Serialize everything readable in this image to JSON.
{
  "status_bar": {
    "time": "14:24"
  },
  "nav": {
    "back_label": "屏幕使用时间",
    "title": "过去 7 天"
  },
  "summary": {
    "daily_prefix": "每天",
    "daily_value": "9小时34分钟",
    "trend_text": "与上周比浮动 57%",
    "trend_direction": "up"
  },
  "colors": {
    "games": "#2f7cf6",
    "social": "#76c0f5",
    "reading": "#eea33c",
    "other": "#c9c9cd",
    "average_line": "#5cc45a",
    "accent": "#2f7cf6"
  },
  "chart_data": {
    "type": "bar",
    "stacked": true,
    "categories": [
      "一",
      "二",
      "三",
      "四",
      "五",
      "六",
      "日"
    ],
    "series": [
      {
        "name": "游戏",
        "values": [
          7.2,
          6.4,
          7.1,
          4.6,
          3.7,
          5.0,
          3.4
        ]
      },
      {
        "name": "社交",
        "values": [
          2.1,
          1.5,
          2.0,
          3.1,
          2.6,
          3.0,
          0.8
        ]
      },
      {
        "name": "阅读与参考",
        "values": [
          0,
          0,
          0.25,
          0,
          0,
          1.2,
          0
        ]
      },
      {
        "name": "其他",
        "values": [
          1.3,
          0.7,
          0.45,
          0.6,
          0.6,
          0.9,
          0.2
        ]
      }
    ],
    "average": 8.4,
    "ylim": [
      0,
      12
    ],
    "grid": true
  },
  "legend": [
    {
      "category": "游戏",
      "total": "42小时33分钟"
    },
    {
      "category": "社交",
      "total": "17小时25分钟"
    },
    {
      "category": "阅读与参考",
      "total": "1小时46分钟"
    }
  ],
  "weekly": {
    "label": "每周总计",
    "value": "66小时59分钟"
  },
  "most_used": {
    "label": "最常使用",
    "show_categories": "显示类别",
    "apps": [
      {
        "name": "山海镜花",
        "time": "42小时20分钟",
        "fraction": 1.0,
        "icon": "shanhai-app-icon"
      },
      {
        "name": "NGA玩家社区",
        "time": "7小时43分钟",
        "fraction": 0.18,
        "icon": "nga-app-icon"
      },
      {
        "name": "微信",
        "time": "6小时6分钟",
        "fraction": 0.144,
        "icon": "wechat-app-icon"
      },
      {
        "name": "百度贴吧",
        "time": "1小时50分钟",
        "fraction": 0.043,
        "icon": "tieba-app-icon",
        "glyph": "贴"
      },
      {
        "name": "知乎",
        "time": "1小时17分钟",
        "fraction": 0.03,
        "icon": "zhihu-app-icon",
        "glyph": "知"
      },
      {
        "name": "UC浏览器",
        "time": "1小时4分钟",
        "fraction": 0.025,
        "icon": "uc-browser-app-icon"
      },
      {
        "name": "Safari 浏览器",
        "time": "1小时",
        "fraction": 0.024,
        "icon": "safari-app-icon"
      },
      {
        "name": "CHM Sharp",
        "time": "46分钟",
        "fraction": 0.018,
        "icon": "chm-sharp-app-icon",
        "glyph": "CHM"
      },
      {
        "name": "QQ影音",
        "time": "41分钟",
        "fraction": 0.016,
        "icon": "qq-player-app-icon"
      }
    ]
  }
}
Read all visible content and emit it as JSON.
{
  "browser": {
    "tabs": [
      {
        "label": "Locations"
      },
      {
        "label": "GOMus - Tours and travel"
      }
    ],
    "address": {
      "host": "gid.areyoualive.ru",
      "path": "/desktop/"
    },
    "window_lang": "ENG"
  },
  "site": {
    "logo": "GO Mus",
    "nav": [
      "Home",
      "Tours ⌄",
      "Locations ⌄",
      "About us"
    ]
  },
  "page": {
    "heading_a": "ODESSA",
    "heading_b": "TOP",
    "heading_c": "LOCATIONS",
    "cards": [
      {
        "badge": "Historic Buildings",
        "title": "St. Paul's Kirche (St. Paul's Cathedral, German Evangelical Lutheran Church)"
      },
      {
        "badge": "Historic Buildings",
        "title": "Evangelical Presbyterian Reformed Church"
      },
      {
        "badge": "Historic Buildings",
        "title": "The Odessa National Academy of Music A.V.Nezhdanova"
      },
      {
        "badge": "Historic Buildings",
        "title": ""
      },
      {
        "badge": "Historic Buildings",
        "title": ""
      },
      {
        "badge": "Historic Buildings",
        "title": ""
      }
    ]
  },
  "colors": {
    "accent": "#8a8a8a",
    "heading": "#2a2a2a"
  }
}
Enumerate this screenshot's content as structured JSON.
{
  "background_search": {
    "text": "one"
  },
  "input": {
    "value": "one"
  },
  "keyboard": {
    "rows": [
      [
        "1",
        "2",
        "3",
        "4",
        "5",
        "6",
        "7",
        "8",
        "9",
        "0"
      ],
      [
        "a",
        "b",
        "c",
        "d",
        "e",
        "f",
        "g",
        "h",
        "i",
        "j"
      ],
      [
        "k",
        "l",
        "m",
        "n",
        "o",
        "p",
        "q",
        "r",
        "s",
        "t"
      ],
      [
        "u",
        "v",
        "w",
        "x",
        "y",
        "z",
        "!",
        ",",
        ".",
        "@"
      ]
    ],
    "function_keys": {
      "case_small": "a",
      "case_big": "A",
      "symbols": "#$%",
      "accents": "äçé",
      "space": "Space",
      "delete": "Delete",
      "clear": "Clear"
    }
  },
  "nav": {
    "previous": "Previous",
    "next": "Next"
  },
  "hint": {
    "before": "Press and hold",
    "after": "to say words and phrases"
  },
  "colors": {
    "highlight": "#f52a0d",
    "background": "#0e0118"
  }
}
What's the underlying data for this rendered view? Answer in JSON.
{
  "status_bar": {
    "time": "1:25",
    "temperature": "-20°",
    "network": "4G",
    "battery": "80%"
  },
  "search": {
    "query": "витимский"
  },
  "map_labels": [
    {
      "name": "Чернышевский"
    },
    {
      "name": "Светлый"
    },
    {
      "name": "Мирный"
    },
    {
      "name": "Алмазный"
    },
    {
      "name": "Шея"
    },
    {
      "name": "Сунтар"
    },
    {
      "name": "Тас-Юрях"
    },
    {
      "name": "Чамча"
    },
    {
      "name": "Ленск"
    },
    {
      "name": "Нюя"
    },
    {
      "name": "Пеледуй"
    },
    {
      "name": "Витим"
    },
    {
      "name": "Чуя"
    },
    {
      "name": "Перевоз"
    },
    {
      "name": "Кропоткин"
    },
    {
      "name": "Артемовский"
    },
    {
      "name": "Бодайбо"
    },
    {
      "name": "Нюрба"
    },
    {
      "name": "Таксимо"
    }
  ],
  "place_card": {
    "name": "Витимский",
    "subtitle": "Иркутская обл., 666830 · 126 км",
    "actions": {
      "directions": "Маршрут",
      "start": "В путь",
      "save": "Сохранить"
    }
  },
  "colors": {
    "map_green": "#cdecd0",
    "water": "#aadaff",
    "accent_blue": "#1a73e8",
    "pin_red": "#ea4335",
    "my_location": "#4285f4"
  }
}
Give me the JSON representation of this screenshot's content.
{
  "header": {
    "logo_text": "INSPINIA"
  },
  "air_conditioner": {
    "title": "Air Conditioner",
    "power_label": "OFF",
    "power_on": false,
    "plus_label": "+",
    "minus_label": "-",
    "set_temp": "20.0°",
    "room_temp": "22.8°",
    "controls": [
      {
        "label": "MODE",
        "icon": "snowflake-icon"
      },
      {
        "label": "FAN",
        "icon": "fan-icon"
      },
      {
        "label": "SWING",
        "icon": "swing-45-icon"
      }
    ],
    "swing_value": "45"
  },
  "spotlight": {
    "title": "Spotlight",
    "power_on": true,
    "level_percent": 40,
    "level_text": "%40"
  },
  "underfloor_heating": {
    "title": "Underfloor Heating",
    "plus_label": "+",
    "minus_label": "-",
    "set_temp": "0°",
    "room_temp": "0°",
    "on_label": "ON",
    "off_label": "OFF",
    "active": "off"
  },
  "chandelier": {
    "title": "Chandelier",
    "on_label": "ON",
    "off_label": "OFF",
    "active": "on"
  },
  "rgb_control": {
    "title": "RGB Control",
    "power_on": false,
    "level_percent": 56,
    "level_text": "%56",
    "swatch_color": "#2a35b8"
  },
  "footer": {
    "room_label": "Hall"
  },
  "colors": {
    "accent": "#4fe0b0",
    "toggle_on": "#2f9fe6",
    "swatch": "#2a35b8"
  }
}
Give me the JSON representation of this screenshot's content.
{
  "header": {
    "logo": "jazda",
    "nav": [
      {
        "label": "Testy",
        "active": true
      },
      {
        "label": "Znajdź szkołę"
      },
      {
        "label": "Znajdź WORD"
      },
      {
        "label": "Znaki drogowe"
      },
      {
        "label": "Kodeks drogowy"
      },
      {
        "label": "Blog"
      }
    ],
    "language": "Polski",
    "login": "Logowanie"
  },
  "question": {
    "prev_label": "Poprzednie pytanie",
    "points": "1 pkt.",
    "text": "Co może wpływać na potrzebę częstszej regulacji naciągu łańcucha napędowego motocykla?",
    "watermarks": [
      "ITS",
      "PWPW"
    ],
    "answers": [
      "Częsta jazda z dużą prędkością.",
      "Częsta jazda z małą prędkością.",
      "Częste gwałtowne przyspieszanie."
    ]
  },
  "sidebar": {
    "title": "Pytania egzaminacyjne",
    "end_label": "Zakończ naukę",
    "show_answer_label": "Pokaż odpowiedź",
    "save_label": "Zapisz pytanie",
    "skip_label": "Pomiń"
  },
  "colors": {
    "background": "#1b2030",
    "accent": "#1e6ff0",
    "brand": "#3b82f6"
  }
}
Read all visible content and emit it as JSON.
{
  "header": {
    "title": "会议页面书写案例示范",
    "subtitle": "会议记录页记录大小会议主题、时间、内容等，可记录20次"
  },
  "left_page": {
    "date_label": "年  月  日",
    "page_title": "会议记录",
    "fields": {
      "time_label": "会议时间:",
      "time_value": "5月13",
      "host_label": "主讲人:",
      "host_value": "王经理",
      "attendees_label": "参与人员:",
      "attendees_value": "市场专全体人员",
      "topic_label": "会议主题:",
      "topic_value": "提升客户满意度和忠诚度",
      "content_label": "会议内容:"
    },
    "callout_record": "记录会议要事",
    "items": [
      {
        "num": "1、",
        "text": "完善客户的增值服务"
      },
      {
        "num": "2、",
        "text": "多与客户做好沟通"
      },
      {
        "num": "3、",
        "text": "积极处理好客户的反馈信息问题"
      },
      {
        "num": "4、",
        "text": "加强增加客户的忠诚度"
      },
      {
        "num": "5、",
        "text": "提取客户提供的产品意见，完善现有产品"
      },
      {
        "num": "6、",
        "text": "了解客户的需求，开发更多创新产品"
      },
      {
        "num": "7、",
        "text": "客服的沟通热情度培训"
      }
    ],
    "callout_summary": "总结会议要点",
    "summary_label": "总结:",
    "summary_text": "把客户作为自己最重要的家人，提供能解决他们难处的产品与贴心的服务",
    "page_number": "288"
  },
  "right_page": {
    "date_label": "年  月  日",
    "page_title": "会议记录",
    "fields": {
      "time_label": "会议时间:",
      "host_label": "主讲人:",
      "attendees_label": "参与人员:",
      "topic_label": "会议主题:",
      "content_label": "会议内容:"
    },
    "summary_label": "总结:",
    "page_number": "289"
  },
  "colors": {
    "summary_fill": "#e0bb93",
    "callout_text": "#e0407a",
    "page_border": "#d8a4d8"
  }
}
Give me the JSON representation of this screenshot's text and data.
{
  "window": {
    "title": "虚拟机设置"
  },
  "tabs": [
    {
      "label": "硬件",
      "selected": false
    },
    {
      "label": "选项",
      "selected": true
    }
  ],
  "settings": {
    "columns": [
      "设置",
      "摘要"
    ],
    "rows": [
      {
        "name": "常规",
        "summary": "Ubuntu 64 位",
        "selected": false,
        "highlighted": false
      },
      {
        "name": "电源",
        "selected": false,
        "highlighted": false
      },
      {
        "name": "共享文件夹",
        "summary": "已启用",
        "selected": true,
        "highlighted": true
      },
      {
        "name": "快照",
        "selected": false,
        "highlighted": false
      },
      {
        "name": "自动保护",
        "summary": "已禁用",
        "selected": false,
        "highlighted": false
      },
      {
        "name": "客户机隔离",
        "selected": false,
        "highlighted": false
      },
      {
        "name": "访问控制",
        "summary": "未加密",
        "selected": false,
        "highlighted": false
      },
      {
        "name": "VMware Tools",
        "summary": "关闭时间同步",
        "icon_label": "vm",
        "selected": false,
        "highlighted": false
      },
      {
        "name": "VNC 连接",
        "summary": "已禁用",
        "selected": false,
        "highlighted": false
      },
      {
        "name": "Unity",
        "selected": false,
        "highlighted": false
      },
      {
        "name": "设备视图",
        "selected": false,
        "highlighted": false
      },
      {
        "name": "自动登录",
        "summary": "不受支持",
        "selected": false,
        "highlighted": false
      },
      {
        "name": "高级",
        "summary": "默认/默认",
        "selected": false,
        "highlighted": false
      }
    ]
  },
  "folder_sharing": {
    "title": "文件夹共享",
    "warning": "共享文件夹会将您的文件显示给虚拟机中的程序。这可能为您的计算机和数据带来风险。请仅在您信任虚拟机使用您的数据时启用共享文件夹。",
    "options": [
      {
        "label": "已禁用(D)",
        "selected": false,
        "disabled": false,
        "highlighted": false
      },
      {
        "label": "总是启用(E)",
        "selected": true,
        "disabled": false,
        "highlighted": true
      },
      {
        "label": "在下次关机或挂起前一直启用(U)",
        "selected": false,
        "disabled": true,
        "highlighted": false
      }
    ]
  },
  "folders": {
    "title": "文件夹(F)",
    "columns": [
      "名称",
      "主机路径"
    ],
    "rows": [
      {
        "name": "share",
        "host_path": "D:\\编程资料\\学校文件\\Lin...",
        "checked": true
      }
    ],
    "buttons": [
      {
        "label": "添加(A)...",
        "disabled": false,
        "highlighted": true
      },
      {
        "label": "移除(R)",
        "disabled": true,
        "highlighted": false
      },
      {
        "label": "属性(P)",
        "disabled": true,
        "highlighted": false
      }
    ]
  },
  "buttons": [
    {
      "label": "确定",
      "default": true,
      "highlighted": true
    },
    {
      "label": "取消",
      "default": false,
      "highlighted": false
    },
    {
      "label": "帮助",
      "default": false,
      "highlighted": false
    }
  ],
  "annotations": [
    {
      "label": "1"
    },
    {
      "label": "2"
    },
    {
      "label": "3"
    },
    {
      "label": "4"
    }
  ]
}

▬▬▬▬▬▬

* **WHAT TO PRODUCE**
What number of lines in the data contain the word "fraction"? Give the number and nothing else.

* **ANSWER SECTION**
9